I am excited to be a part of this School Based Innovation and RTI Blog Hop hosted by Jennifer Preschern at Speech, Language, and Literacy Lab, LLC! Thanks for the opportunity to share my ideas about RTI during ASHA’s Better Hearing and Speech Month!
Speech-language pathologists definitely play a role in Response to Intervention or RTI as early identification of children at risk for speech-language challenges is essential to our scope of practice. RTI is a tiered system that requires quality evidence based instruction, universal screening, and progress monitoring of specific learning targets. In my school district, I have observed that many teachers have a good understanding of implementing research based instruction for students according to the curriculum. However, they need assistance with providing different strategies and educational opportunities for students that are not learning as expected. They often need assistance with progress monitoring identified weak speech, language, and academic skills.
This is where the use of technology can help provide research based intervention while also recording the accuracy of students’ performance. There has been an increase in the use of technology in speech-language therapy, education, and in homes throughout the world. Many kids are very knowledgeable about using computers and iPads. Although technology should never replace social interactions and oral communication, it can be a valuable tool. When implemented correctly, technology can support direct instruction and provided practice for kids working on different speech-language therapy and academic skills.
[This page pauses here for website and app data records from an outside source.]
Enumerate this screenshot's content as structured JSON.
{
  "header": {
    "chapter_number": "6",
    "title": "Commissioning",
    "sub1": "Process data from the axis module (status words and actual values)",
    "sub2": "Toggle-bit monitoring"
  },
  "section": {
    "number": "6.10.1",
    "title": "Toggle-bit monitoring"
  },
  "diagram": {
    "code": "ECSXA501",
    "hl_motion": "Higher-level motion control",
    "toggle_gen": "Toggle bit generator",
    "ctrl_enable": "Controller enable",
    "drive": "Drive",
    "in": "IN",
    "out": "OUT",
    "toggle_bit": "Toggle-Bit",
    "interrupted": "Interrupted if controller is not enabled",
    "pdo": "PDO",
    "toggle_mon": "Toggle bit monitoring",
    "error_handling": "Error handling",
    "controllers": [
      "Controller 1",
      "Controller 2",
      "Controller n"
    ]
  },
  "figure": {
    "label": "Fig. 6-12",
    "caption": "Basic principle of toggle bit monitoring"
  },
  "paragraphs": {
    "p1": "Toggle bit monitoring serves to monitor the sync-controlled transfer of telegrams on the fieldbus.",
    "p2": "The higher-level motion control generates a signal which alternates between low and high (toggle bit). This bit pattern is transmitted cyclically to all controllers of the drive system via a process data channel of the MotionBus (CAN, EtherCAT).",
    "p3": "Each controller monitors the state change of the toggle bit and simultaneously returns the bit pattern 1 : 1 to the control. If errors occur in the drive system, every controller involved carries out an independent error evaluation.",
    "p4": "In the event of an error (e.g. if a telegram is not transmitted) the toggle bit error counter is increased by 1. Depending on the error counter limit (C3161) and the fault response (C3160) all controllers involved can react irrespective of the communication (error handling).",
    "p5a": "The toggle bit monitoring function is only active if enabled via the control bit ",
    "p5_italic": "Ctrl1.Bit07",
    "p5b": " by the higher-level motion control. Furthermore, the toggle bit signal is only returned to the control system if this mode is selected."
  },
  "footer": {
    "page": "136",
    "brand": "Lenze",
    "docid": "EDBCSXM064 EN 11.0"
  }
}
I recommend HearBuilder Educational Software Program by Super Duper Publications because it provides interventions to address phonological/phonemic awareness skills, auditory memory, following directions, and listening comprehension (sequencing). The program is research based and provides mini instructional lessons as well as independent practice opportunities to address previously identified areas of need. This year, my speech language pathology department purchased the internet subscription for SLPs to use in the ENTIRE district! How awesome is that! I have seen success using the program for students receiving RTI as well as those receiving speech-language therapy.
For example, many kindergarten and 1st grade teachers have reported that their students have difficulty learning early reading skills such as rhyming, blending sounds to make words, segmenting words into sounds, etc. This program has a specific module to address these phonemic awareness skills that a speech-language pathologist can assign as a Tier 2 or Tier 3 intervention. The SLP can select from the following specific early reading skills for each student to practice and the program will track the percentage of accuracy as well:
Phoneme Addition, Phoneme Blending, Phoneme Deletion, Phoneme Manipulation, Phoneme Segmentation & Identification, Rhyming, Sentence Segmentation, Syllable Blending, Syllable Segmentation
I recommend periodically watching students as they complete learning tasks, reviewing and printing data. Doing so, will enable the SLP to best make adjustments as needed to settings of the selected computer based intervention based on students’ performance.
I have also observed that many children at risk for language disorders and learning disabilities struggle with auditory memory. The HearBuilder program has an excellent component that addresses memory for numbers, words, WH questions, details, and auditory closure. I suggest selecting 1 or 2 sections of the auditory memory program to provide intensive intervention in the students’ weak areas. As they progress through the different levels within each section, you can give them access to complete another memory module (e.g. memory for WH questions).
Similarly, the following directions intervention section of this program has a systematic hierarchy that builds from: basic concepts (qualitative, spatial), quantitative, sequential, temporal, conditional. I recommend that the SLP change the settings of the program so each student only has access to practice 1 or 2 sections. Many regular education teachers often report that students do not following directions in the classroom. It may be because they do not understand basic vocabulary concepts that are addressed in the HearBuilder program.
The sequencing intervention provides practice with listening to information to put instructions and stories in order. Sequencing is a critical skill that is essential for successful verbal and written narrative development. Many kids at risk for a speech-language disorder or learning disability struggle in this area.
In addition to using the data tracking in HearBuilder, you may also use other informal assessment tools to monitor students progress in RTI. For example, I have a FREEBIE for you that can be used to record baseline and progress check data for “Wh” questions in my TPT store here.
I have other progress monitoring tools in my TPT store for basic concepts (qualitative, spatial) and vocabulary (hierarchy of semantic processing). Just click on the progress monitoring custom category to review the resources available for speech-language pathologists, educators, or RTI specialists to use.
Thanks for reading the blog today. Make sure you read Starfish Therapies‘ RTI blog article tomorrow and other posts the rest of the month. You can learn more about Starfish Therapies here if you need direct speech-language, physical, or occupational therapy services and you live in San Francisco, California. Thanks for joining the celebration today for Better Hearing and Speech Month!
Tamara Anderson, M.S., Ed.S., CCC-SLP